“We talked, got late-night burgers at The Corner Bistro in the West Village, and I walked her home at three in the morning,” says McEnroe of Errico. “The next day, I took her on a date to the Angelika Film Center, on West Houston, and the rest is history.”
So, how did McEnroe, who knew zip about theater, and Errico, who knew zilch about tennis, find common ground?
“We somehow had a little spark,” McEnroe explains. “I think a tennis player’s focused energy and a theatrical actor’s intense involvement in performing created a connection between us. Having known each other as kids, and having similar backgrounds and families, definitely helped.”
Patrick McEnroe and his brother John commentating at the US Open.
“They complement each other very well,” says Mike. “And it’s hilarious to me that Patrick has gotten so into show tunes and Melissa so into tennis.” Patrick and Melissa married 18 months later, in December 1998, at Holy Trinity Roman Catholic Church in New York.
The couple’s eldest child is 11-year-old Victoria Penny. Her middle name comes from McEnroe’s obsession with picking up pennies wherever he spots them. Their other kids are 8-year-old twins Juliette Beatrice and Diana Katherine.

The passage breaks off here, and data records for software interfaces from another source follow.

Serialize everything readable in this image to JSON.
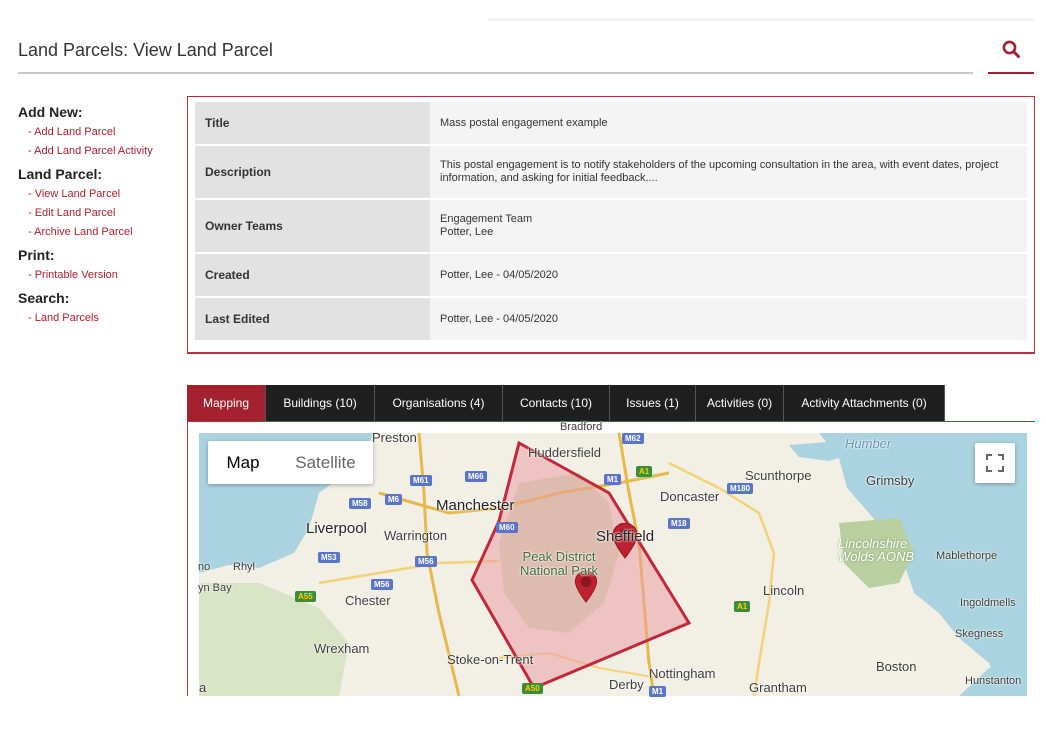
{
  "header": {
    "title": "Land Parcels: View Land Parcel"
  },
  "sidebar": {
    "groups": [
      {
        "heading": "Add New:",
        "links": [
          "- Add Land Parcel",
          "- Add Land Parcel Activity"
        ]
      },
      {
        "heading": "Land Parcel:",
        "links": [
          "- View Land Parcel",
          "- Edit Land Parcel",
          "- Archive Land Parcel"
        ]
      },
      {
        "heading": "Print:",
        "links": [
          "- Printable Version"
        ]
      },
      {
        "heading": "Search:",
        "links": [
          "- Land Parcels"
        ]
      }
    ]
  },
  "details": {
    "rows": [
      {
        "label": "Title",
        "value": "Mass postal engagement example"
      },
      {
        "label": "Description",
        "value": "This postal engagement is to notify stakeholders of the upcoming consultation in the area, with event dates, project information, and asking for initial feedback...."
      },
      {
        "label": "Owner Teams",
        "value_lines": [
          "Engagement Team",
          "Potter, Lee"
        ]
      },
      {
        "label": "Created",
        "value": "Potter, Lee - 04/05/2020"
      },
      {
        "label": "Last Edited",
        "value": "Potter, Lee - 04/05/2020"
      }
    ]
  },
  "tabs": [
    {
      "label": "Mapping",
      "active": true
    },
    {
      "label": "Buildings (10)"
    },
    {
      "label": "Organisations (4)"
    },
    {
      "label": "Contacts (10)"
    },
    {
      "label": "Issues (1)"
    },
    {
      "label": "Activities (0)"
    },
    {
      "label": "Activity Attachments (0)"
    }
  ],
  "map": {
    "type_control": {
      "map_label": "Map",
      "satellite_label": "Satellite",
      "selected": "Map"
    },
    "fullscreen_icon": "fullscreen-icon",
    "places": {
      "preston": "Preston",
      "bradford": "Bradford",
      "humber": "Humber",
      "huddersfield": "Huddersfield",
      "scunthorpe": "Scunthorpe",
      "grimsby": "Grimsby",
      "doncaster": "Doncaster",
      "manchester": "Manchester",
      "liverpool": "Liverpool",
      "warrington": "Warrington",
      "sheffield": "Sheffield",
      "peak_district": "Peak District\nNational Park",
      "lincolnshire": "Lincolnshire\nWolds AONB",
      "mablethorpe": "Mablethorpe",
      "rhyl": "Rhyl",
      "no": "no",
      "yn_bay": "yn Bay",
      "chester": "Chester",
      "lincoln": "Lincoln",
      "ingoldmells": "Ingoldmells",
      "skegness": "Skegness",
      "wrexham": "Wrexham",
      "stoke": "Stoke-on-Trent",
      "boston": "Boston",
      "derby": "Derby",
      "nottingham": "Nottingham",
      "grantham": "Grantham",
      "hunstanton": "Hunstanton",
      "a_edge": "a"
    },
    "roads": {
      "m62_top": "M62",
      "m61": "M61",
      "m66": "M66",
      "m1_top": "M1",
      "a1_top": "A1",
      "m180": "M180",
      "m58": "M58",
      "m6": "M6",
      "m60": "M60",
      "m18": "M18",
      "m53": "M53",
      "m56_a": "M56",
      "m56_b": "M56",
      "a55": "A55",
      "a1_mid": "A1",
      "a50": "A50",
      "m1_bottom": "M1",
      "m62_edge": "M62"
    },
    "colors": {
      "polygon_stroke": "#c2283b",
      "polygon_fill": "#e9a0a5",
      "marker": "#c0212f",
      "land": "#f2efe4",
      "water": "#aad3df",
      "park": "#cfdcb9"
    },
    "markers": [
      {
        "name": "marker-sheffield",
        "icon": "map-pin-icon"
      },
      {
        "name": "marker-peak",
        "icon": "map-pin-icon"
      }
    ]
  },
  "icons": {
    "search": "search-icon"
  }
}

The girls have obviously inherited their parents’ talents. Diana attends a class at the School of American Ballet at Lincoln Center two or three times a week. Victoria, who’s ranked high on tennis’s 12-and-under circuit, practices four hours a day at the John McEnroe Tennis Academy on Randall’s Island, the Academy’s New York City flagship location, where Patrick is the co-director of the kids’ tennis program. Juliette takes theater classes at Concordia College and dance classes in Scarsdale.
The family mix includes a Yorkshire terrier, Pepper, around whom everyone lovingly circulates. “He’s a charmer,” says Errico. In fact, Pepper played an instrumental part in their move to Bronxville. At one of the pup’s annual birthday parties, a family friend told Errico all about the village. “Her happiness piqued my interest,” she remembers.
Shortly after, Errico scoured Bronxville’s residential real estate listings and drove up to check out the couple’s top choices. They decided on the smallest house on the list: a 1926, four-bedroom, four-bathroom home on just under a half-acre. “All of the houses were very pretty, but this one was very happy,” says Errico. To preserve its 1920s character and details, they renovated only the floors.
McEnroe describes it as “a very sweet house in a great neighborhood. Bronxville is very manageable, easy to get around. The girls can play outside all day, ride their bikes, jump on our trampoline, play ping-pong, and play in the yard with their friends.”
Happily ensconced in their new hometown, the family members have already discovered local favorites. The easygoing McEnroe, whose voice sounds much like John’s, has taken a shine to Slave to the Grind and Underhills Crossing, as well as Eastchester’s Burrata Wood Fired Pizza. Errico frequents Value Drugs Family Center on Pondfield Road (“the most fun store ever!”) and Yogurt Haven in Tuckahoe. The girls adore Candy Rox, and the whole gang loves Scalini Osteria, Häagen-Dazs, and the retro-vibed Bronxville Diner.
McEnroe learned early on, however, that peace and quiet also happens to be one of Bronxville’s finest features. “We moved in last September, when I was working at the 2016 US Open,” he recalls. “Every night, while driving home, I rolled down all the windows as soon as I approached our house and said, ‘It’s so nice to hear the sounds of the night.’”
Irvington’s Jenny Higgons is a nine-year veteran of The Journal News. Her fun, fast-paced e-novel, Riding the Crest: Cheaters Can Prosper, is available on Amazon.com. She tends to boast that one of her great-uncles, Frank T. Hunter, was a Wimbledon champ in the 1920s.